Cite as

Raghu Ramakrishnan, Rakesh Agrawal, Johann-Christoph Freytag, Toni Bollinger, Christopher W. Clifton, Saso Dzeroski, Jochen Hipp, Daniel Keim, Stefan Kramer, Hans-Peter Kriegel, Ulf Leser, Bing Liu, Heikki Mannila, Rosa Meo, Shinichi Morishita, Raymond Ng, Jian Pei, Prabhakar Raghavan, Myra Spiliopoulou, Jaideep Srivastava, and Vicenc Torra. Data Mining: The Next Generation. In Perspectives Workshop: Data Mining: The Next Generation. Dagstuhl Seminar Proceedings, Volume 4292, pp. 1-33, Schloss Dagstuhl - Leibniz-Zentrum für Informatik (2005)


Copy BibTex To Clipboard

@InProceedings{ramakrishnan_et_al:DagSemProc.04292.1,
  author =	{Ramakrishnan, Raghu and Agrawal, Rakesh and Freytag, Johann-Christoph and Bollinger, Toni and Clifton, Christopher W. and Dzeroski, Saso and Hipp, Jochen and Keim, Daniel and Kramer, Stefan and Kriegel, Hans-Peter and Leser, Ulf and Liu, Bing and Mannila, Heikki and Meo, Rosa and Morishita, Shinichi and Ng, Raymond and Pei, Jian and Raghavan, Prabhakar and Spiliopoulou, Myra and Srivastava, Jaideep and Torra, Vicenc},
  title =	{{Data Mining: The Next Generation}},
  booktitle =	{Perspectives Workshop: Data Mining: The Next Generation},
  pages =	{1--33},
  series =	{Dagstuhl Seminar Proceedings (DagSemProc)},
  ISSN =	{1862-4405},
  year =	{2005},
  volume =	{4292},
  editor =	{Rakesh Agrawal and Johann Christoph Freytag and Raghu Ramakrishnan},
  publisher =	{Schloss Dagstuhl -- Leibniz-Zentrum f{\"u}r Informatik},
  address =	{Dagstuhl, Germany},
  URL =		{https://drops.dagstuhl.de/entities/document/10.4230/DagSemProc.04292.1},
  URN =		{urn:nbn:de:0030-drops-2709},
  doi =		{10.4230/DagSemProc.04292.1},
  annote =	{Keywords: Data mining, databases, artificial intelligence, machine learning, statistics, semantics}
}
Questions / Remarks / Feedback
X

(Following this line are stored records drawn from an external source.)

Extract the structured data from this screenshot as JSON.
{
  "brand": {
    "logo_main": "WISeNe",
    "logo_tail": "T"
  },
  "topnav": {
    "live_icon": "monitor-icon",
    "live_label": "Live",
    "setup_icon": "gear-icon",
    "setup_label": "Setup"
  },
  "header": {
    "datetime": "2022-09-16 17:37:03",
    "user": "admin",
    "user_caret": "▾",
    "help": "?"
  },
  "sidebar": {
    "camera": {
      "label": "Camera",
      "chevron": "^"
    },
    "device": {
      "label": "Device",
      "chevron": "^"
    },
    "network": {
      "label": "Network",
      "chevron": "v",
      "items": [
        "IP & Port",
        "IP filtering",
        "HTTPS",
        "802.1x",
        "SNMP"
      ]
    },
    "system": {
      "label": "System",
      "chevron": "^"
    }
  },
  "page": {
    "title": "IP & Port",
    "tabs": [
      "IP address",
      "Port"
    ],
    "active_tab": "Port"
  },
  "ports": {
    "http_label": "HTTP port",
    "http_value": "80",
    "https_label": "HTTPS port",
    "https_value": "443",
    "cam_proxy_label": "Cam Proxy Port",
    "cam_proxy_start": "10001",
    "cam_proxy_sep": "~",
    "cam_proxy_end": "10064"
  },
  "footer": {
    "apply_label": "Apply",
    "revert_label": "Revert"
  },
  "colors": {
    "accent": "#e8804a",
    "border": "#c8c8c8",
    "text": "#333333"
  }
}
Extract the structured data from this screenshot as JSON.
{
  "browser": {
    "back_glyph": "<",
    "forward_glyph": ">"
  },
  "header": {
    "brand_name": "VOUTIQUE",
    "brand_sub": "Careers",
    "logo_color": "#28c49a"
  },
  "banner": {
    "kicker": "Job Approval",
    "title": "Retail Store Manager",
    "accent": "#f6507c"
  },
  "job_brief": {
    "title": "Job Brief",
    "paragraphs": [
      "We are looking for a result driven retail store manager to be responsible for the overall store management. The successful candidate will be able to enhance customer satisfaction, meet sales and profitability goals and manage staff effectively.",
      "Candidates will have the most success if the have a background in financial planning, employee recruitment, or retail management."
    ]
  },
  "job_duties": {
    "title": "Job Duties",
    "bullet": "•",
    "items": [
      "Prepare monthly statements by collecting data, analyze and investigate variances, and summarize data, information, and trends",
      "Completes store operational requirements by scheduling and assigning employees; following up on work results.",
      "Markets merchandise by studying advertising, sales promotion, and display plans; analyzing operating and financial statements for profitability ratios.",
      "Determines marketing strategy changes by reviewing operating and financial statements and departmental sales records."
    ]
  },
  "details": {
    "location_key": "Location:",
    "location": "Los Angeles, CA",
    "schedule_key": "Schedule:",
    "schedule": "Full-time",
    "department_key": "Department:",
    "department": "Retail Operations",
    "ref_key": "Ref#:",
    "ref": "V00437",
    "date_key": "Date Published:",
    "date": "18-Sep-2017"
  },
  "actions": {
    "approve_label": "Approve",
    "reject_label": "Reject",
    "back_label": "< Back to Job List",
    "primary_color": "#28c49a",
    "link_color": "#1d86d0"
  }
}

Feedback for Dagstuhl Publishing


Thanks for your feedback!

Feedback submitted

Could not send message

Please try again later or send an E-mail